Here at least we have the beginnings of a noteworthy move in stocks: 1.59% is meaningful, if not huge. We also have a clear pattern - stocks are rising. If you sit on your stock portfolio and do nothing, the chances are that you'll make money, any given day. Which starts to add up, when we move on to the next buttons. The one-month return is 2.62%, the three-month return is 4.55%, and the six-month return is 7.82%. These are numbers to hearten any investor.
We'll skip over YTD, which is pretty much the same as six months at this time of year, and move on to the one-year chart, where we start being able to put all of these numbers in perspective:
This is a downright spectacular chart - if you just held on to an S&P 500 index fund for the past year, you'd be up 22.24%, with very little volatility. This chart goes pretty smoothly up and to the right, at an astonishing, inexorable pace.

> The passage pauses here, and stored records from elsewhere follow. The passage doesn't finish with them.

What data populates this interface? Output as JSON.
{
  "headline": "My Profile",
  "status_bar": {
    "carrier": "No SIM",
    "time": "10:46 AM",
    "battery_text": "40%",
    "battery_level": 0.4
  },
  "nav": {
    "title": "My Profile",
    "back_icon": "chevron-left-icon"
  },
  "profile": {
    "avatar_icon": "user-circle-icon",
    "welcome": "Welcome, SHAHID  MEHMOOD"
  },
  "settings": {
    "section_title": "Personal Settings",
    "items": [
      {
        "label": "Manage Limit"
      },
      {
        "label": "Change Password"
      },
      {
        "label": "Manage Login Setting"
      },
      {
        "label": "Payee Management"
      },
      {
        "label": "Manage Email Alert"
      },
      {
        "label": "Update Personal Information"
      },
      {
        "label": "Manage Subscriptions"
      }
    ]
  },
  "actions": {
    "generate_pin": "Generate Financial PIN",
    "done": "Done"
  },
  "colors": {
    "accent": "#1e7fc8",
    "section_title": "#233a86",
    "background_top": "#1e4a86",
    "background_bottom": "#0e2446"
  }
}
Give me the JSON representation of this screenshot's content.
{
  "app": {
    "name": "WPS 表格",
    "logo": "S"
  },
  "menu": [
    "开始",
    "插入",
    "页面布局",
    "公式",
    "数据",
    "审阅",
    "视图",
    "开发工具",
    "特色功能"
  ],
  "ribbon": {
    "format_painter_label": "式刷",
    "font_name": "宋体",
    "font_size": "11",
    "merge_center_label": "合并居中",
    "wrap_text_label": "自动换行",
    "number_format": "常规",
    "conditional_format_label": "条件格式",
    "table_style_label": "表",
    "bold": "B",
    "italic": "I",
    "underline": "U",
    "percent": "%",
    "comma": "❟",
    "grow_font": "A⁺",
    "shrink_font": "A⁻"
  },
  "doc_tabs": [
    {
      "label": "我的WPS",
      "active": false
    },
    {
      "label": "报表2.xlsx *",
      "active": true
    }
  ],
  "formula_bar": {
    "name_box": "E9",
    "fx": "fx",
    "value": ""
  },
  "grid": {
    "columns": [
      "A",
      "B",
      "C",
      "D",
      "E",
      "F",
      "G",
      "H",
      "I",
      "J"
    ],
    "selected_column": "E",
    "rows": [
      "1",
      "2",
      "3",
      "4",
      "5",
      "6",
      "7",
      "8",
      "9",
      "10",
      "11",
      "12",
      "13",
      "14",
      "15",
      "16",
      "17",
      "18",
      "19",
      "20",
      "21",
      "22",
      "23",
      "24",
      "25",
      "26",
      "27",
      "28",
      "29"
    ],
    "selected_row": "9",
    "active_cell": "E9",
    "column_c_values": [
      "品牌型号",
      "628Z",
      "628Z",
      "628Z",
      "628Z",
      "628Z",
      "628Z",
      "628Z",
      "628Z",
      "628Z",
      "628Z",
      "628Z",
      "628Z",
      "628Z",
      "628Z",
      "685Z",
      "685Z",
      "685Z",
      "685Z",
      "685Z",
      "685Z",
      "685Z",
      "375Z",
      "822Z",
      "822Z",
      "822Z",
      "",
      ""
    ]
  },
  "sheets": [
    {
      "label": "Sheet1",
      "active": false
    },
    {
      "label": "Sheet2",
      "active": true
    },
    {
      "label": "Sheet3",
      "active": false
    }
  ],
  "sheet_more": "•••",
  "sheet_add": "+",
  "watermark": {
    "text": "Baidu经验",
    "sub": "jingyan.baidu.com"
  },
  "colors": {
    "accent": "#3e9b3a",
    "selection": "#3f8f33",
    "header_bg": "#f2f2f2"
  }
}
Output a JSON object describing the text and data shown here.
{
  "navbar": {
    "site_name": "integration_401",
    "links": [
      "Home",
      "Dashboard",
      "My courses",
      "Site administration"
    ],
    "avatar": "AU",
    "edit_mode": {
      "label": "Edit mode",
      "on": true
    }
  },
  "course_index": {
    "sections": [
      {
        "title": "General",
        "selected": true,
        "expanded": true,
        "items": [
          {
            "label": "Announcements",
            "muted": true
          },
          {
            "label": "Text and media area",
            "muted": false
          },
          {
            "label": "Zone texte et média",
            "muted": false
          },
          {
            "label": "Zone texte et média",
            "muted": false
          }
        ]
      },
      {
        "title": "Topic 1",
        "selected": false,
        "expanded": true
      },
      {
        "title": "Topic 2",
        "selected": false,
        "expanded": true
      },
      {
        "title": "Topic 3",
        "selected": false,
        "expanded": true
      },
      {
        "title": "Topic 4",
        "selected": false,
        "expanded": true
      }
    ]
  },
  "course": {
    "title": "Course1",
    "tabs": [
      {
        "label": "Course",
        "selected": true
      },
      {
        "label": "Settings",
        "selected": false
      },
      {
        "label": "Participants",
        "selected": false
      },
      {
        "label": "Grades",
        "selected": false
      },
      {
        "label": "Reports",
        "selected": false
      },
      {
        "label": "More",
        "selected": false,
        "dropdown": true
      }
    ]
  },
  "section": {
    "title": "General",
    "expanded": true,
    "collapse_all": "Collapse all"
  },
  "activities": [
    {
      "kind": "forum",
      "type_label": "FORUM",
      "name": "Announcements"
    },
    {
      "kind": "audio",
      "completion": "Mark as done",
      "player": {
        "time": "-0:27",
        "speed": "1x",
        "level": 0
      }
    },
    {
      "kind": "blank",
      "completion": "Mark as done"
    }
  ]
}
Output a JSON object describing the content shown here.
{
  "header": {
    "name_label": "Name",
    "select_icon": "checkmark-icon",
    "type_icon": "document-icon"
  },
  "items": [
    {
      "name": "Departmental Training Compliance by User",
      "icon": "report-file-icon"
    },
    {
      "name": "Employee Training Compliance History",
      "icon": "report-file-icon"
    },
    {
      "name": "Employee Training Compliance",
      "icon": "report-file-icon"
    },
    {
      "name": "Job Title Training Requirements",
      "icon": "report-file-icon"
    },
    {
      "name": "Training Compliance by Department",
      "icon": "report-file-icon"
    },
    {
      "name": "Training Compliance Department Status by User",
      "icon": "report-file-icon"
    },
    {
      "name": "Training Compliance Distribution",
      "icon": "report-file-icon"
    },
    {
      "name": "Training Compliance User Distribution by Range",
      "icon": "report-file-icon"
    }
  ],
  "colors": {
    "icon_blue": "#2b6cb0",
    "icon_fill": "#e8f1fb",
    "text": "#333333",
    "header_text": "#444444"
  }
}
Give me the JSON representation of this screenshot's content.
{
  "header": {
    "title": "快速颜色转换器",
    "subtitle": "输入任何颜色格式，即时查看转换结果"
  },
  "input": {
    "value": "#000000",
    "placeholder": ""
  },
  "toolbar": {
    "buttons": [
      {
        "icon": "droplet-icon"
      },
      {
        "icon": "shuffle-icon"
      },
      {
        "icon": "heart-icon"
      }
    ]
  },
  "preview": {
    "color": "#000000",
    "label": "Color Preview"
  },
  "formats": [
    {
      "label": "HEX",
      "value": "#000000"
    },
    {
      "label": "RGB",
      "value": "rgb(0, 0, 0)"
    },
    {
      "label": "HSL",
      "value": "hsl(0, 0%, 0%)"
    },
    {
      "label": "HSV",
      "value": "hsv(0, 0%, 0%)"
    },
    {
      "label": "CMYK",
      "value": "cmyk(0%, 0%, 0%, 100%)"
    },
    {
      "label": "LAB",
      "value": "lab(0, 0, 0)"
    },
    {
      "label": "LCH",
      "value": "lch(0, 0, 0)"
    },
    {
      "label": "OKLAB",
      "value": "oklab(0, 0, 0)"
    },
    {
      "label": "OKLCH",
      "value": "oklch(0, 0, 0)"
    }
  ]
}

The worrying thing here is that if you think back to what has actually happened over the past year, the answer is not very much: there's no particular reason that the corporate world should be worth 22.24% more today than it was a year ago.
The most important driver of stock prices is earnings, and right now the S&P 500 shares, between them, are expected to have $119.50 in earnings this year. This time last year, the expected 2014 earnings for the S&P 500 were… $123.01. In other words, the stock market has gone up, spectacularly, even though the companies in the stock market are underperforming expectations. Again, this is worrying.
If you were worried by the one-year chart, the two-year chart is downright terrifying:
This is basically just a smooth line, heading up and to the right, and rising by a crazy 43.71% in two years. Those are the kind of returns, at very low volatility, that hedge-fund managers would kill for, and for the past two years they've been available to anybody with an index fund. This is not sustainable. But how will it play out? And how far are we from the end of the bull run? Let's look at the five-year chart:
Here we see stocks going up 124.61% over five years - you're more than doubling your money, even after accounting for inflation. And while there were some periods of choppiness in there, those days seem to be behind us now: we're in a period of smooth sailing and a pleasantly steep upwards gradient.
Still, it's hard to get very scared just by looking at charts which go steadily up and to the right. So let's click that final "Max" button:
This time we won't pay much attention to the total return number: precious few of us were investing in the broad stock market in 1950. But finally what we can see is the danger in the stock market: the huge crash following the dot-com bubble, the equally big crash following the global financial crisis, and then the mad spike which we just saw in the five-year chart. A spike which, in this context, looks downright insane.
I've also added a little red arrow to the chart, around December 1996. That arrow marks the point at which Alan Greenspan gave his notorious "irrational exuberance" speech. Greenspan was worried that stock prices were too high - but in hindsight we were just entering a prolonged period of crazy, a period which is far from over.
All of which is to say that today's record stock prices are more a cause for concern than for celebration. They're great if you're selling, but they're very worrying if you're buying: how much more can they possibly rise, and even if they do, what are the chances that you're going to be able to get out before the inevitable plunge? Those of us who have good jobs and are saving for retirement need to put our money somewhere, and that means that we need to invest it in the stock market. But the stocks we're buying have never been more expensive. Which makes them a decidedly dubious investment.
I still think that index funds are the best place for long-term savings, and indeed anybody who didn't invest in index funds over the past five years has lost out on some spectacular returns. But do be careful with any money you can't afford to lose. Because however fast stocks go up, they tend to go down even faster.